The most specific policy statements Blinken made focused tightly on the need for reconstruction aid for Gaza – where Israeli military strikes aimed at stopping Hamas rocket attacks inflicted serious damage – as well as the need “to work to expand opportunity for Palestinians in Gaza and in the West Bank, including by strengthening the private sector, expanding trade and investment, and other means. Assistance and investment like these will help foster a more stable environment that benefits Palestinians and also benefits Israelis.”

By contrast, there were only the most glancing references to resuming diplomatic efforts to bring lasting peace to the region – principally, Blinken’s report that he and Netanyahu discssed “other steps that need to be taken by leaders on both sides to set a better course for their shared future. As President Biden has said, we believe that Palestinians and Israelis equally deserve to live safely and securely; to enjoy equal measures of freedom, opportunity, and democracy; to be treated with dignity.”

And beyond that – nothing. Not even a mention of a negotiated two-state solution that President Biden continues to support as the end goal of U.S. diplomacy.

That looks awfully Trump-y because a focus on economic development in Israel’s occupied territories to ameliorate their populations’ pressing day-to-day needs and create credible hopes for decent living standards and further progress, and an unmistakable deemphasis on returning Israeli and Palestinian leaders to some kind of bargaining table, was a definite hallmark of the former President’s approach to dealing with the conflict. The idea was that the promise and growing reality of prosperity on the West Bank and in Gaza was the best hope for reducing the appeal of violence and creating the conditions in which realistic compromises could – some day – be accepted.

Indeed, Trump’s peace plan conspicuously began with a purely economic proposal – a fund raised from private investors in the Persian Gulf states and other countries that would spend $50 billion over ten years on infrastructure and development projects in the occupied territories. As the plan’s main author, Trump son-in-law and White House advisor Jared Kushner explicitly stated upon its unveiling, “Today is not about political solutions — we will get to them later.”

And although Mr. Biden just issued a re-endorsement of two-state, it’s more than a little interesting that during his Senate confirmation hearings, Blinken acknowledged that “Realistically it’s hard to see near-term prospects for moving forward on that.” That’s hardly a sign of perceived urgency. Perhaps more revealing: The numerous recent articles (all pre-dating the latest Middle East fighting) reporting Mr. Biden’s determination to deemphasize the Middle East as a U.S. foreign priority to begin with – and evidence the administration was following through in official policy declarations and staffing decisions.
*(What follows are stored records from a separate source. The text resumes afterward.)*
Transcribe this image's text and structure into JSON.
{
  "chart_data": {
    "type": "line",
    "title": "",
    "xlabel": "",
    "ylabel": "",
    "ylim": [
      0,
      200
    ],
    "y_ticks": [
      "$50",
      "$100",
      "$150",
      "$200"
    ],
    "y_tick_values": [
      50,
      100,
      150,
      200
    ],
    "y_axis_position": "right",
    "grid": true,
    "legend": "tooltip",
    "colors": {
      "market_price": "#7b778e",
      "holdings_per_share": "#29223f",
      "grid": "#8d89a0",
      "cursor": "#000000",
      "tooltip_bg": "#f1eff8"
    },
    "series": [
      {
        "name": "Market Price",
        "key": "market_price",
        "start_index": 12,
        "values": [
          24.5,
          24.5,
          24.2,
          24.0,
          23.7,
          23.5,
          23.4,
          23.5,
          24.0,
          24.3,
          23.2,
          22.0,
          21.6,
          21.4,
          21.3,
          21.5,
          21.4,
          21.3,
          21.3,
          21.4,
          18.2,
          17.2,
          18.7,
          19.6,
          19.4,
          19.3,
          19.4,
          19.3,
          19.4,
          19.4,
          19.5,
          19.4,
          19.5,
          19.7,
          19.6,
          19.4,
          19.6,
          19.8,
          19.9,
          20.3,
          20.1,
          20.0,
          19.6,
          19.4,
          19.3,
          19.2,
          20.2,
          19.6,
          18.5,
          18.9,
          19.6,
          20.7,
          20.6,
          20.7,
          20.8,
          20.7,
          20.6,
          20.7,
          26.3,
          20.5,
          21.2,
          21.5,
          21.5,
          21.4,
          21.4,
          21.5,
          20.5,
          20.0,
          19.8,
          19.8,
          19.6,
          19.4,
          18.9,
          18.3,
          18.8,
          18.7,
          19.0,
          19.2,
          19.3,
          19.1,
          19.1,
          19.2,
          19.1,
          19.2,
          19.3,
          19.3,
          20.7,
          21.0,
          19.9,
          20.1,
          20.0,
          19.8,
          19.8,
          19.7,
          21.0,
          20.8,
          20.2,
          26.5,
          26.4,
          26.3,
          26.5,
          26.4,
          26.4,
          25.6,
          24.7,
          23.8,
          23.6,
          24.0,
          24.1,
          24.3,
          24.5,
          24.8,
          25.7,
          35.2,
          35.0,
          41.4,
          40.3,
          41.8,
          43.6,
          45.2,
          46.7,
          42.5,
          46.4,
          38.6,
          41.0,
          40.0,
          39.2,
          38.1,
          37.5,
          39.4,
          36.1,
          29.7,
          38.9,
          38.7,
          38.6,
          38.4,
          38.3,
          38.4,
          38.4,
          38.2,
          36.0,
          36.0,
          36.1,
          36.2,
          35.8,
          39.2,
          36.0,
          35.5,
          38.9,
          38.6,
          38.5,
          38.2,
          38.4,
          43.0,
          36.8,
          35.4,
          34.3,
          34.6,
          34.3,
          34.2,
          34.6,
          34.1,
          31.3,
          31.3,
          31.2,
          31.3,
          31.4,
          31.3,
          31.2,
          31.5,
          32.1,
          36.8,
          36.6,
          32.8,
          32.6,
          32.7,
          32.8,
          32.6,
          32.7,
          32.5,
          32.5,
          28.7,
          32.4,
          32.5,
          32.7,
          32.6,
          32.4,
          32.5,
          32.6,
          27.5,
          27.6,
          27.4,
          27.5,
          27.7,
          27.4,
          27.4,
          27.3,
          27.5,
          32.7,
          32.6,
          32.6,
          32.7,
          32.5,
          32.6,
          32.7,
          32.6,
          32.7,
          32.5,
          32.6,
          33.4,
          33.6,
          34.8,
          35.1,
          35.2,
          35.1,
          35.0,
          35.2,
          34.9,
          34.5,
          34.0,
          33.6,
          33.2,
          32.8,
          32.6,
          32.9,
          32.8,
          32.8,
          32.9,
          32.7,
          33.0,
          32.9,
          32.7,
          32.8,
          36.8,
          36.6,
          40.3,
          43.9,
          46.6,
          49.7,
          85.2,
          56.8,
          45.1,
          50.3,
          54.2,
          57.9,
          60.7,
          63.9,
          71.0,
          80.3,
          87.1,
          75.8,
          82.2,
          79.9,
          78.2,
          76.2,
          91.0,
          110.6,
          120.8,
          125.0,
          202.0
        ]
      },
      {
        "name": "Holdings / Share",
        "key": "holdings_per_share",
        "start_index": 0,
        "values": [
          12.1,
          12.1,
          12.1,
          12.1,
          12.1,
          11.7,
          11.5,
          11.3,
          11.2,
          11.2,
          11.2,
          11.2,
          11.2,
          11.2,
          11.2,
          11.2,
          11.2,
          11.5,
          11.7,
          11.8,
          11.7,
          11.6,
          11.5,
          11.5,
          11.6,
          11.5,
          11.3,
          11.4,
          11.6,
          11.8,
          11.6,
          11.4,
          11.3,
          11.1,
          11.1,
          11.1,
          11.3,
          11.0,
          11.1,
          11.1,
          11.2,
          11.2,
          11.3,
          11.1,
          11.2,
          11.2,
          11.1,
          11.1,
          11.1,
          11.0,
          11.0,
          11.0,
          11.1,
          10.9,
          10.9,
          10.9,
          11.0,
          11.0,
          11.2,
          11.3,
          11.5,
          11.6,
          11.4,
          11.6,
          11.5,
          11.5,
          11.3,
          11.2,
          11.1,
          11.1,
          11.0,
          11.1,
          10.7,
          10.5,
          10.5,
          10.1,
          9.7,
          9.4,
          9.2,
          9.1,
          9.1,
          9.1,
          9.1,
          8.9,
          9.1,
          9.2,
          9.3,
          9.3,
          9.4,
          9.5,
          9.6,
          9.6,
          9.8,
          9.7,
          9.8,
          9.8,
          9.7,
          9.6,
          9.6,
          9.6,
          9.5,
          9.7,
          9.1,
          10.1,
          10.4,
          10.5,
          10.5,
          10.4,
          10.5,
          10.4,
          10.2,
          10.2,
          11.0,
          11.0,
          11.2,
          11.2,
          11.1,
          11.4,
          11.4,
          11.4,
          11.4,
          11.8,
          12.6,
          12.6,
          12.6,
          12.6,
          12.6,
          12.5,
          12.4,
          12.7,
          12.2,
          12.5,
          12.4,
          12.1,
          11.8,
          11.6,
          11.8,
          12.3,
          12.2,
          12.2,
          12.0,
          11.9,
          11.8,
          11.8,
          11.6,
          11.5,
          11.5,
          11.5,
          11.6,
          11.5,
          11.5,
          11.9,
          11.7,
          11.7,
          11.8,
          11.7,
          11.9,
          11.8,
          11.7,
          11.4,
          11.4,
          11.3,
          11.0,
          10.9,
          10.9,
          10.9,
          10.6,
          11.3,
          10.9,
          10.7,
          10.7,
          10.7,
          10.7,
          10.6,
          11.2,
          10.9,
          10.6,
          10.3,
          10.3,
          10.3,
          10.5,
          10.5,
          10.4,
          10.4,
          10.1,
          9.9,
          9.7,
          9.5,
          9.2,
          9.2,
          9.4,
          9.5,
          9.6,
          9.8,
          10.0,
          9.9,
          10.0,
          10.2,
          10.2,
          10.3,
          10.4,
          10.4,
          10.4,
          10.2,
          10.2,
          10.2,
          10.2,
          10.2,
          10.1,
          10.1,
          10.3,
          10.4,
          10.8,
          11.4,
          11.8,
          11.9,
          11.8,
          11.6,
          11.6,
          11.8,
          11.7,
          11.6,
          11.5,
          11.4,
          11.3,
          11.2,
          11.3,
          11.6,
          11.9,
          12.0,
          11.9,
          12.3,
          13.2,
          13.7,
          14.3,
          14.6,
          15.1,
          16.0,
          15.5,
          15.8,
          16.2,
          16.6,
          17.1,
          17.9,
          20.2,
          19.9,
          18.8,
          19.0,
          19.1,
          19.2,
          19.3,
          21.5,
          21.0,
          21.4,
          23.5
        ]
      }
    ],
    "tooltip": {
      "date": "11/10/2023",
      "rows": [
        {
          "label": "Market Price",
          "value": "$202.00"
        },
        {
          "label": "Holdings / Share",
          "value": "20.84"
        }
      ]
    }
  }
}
Not that this relative indifference marked a significant change in candidate Biden’s campaign positions. In fact, he praised the Trump “Abraham Accords” that normalized relations between Israel and several Arab countries. And although Mr. Biden did charge that Trump’s strong pro-Israel tilt had made a negotiated Israel-Palestinian settlement “even more difficult,” his campaign’s main foreign policy statement didn’t even mention the issue. (Perhaps that’s because he reserved his more detailed – and somewhat more critical – verdict for his campaign’s articulation of a policy toward “the Jewish community.”)

But the foreign policy Blob’s judgement were much harsher – largely because Trump was seen to be recklessly ignoring the Palestinians’ legitimate aspirations and the supposedly obvious reality that not only was peace between Israel and the Palestinians was impossible without taking the latter’s interests seriously, but that meaningful progress toward pacifying and even stabilizing the entire Middle East was as well. (See, e.g., here and here).

It’s an exaggeration to say that the President has now repudiated this pre-Trump conventional wisdom on the Israel-Palestinian conflict. But he’s clearly in no rush to embrace it. And given his other adoptions of Trump-ian stances, it strikes me as evidence that not only is Mr. Biden moving away from pre-Trump globalism, but that the days of this strategy dominating American foreign policymaking writ large are numbered themselves.